Start of Data

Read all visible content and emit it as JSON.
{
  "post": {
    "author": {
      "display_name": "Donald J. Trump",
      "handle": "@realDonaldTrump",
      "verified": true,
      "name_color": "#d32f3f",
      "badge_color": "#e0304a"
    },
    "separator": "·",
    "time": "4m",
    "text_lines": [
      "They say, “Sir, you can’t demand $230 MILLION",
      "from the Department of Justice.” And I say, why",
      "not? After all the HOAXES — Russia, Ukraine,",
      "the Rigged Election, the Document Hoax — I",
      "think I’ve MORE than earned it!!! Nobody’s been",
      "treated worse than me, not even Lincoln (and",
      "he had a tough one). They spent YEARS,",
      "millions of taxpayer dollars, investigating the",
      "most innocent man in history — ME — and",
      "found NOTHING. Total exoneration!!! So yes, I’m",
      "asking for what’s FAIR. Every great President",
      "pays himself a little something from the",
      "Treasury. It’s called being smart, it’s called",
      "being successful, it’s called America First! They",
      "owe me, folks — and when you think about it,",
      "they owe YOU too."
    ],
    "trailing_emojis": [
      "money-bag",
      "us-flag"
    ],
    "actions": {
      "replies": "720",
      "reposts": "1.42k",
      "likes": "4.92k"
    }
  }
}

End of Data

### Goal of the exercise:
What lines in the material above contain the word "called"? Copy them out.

### Written solution:
      "Treasury. It’s called being smart, it’s called",
      "being successful, it’s called America First! They",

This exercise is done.